PIRE - mathematics, mechanics, materials science

Science at the triple point between
mathematics, mechanics and materials science

Publication 47

Counterexample to Regularity in Average-Distance Problem


CMUDejan Slepčev
Department of Mathematical Sciences
Carnegie Mellon University
Pittsburgh, PA 15213

The average-distance problem is to find the best way to approximate (or represent) a given measure $\mu$ on $\bf{R}^d$ by a one-dimensional object. In the penalized form the problem can be stated as follows: given a finite, compactly supported, positive Borel measure $\mu$, minimize \[ E(\Sigma) = \int_{\bf{R}^d} d(x, \Sigma) d\mu(x) + \lambda \cal{H}^1(\Sigma) \] among connected closed sets, $\Sigma$, where $\lambda >0$, $d(x, \Sigma)$ is the distance from $x$ to the set $\Sigma$, and $\cal{H}^1$ is the one-dimensional Hausdorff measure.
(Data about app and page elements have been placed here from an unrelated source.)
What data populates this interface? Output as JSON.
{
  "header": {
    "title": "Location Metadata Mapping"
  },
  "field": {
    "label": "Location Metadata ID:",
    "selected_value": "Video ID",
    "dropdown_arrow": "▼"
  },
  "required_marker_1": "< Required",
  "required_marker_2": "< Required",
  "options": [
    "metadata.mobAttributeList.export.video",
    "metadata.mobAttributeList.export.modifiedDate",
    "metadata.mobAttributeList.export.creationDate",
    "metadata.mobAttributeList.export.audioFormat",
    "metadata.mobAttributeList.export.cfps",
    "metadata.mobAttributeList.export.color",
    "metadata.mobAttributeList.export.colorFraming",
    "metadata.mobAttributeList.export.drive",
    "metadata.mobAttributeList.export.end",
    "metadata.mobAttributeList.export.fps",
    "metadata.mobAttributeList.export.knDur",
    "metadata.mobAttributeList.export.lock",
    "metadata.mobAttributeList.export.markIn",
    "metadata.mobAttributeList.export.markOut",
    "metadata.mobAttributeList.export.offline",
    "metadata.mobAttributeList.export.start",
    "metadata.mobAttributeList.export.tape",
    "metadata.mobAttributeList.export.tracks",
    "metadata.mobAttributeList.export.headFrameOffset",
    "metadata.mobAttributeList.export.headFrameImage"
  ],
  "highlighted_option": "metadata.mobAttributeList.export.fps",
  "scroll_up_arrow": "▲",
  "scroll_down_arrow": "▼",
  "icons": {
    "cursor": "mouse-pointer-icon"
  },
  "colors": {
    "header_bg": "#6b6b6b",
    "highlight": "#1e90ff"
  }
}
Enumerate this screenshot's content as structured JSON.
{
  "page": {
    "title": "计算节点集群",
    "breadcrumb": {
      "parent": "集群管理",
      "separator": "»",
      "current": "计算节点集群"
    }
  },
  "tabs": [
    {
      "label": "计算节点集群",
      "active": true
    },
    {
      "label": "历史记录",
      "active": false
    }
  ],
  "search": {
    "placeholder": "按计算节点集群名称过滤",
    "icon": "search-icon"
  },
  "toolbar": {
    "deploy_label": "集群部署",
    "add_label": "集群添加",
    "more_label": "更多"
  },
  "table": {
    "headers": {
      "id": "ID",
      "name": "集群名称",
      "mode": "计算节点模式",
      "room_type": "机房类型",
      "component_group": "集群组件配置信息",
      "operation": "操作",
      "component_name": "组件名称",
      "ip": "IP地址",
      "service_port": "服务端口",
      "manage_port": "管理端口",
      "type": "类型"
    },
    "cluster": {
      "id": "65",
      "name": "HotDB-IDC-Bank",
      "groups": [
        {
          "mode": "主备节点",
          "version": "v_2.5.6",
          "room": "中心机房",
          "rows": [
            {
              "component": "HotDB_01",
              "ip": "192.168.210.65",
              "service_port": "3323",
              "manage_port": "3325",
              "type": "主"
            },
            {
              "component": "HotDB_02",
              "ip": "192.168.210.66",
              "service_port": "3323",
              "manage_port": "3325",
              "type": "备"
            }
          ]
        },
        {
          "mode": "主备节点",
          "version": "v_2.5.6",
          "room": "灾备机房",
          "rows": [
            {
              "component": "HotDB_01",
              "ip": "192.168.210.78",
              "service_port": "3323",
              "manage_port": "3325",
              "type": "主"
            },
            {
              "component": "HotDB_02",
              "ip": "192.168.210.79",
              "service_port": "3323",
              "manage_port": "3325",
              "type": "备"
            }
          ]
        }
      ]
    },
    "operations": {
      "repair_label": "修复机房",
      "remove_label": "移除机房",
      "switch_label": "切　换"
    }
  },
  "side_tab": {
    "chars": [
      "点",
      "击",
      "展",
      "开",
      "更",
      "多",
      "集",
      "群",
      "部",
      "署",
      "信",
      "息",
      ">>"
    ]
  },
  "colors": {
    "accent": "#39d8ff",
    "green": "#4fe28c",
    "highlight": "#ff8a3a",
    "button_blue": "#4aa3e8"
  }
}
Here we provide, for any $d \geq 2$, an example of a measure $\mu$ with smooth density, and convex, compact support, such that the global minimizer of the functional is a rectifiable curve which is not $C^1$. We also provide a similar example for the constrained form of the average-distance problem.
Get the paper in its entirety

Back to Publications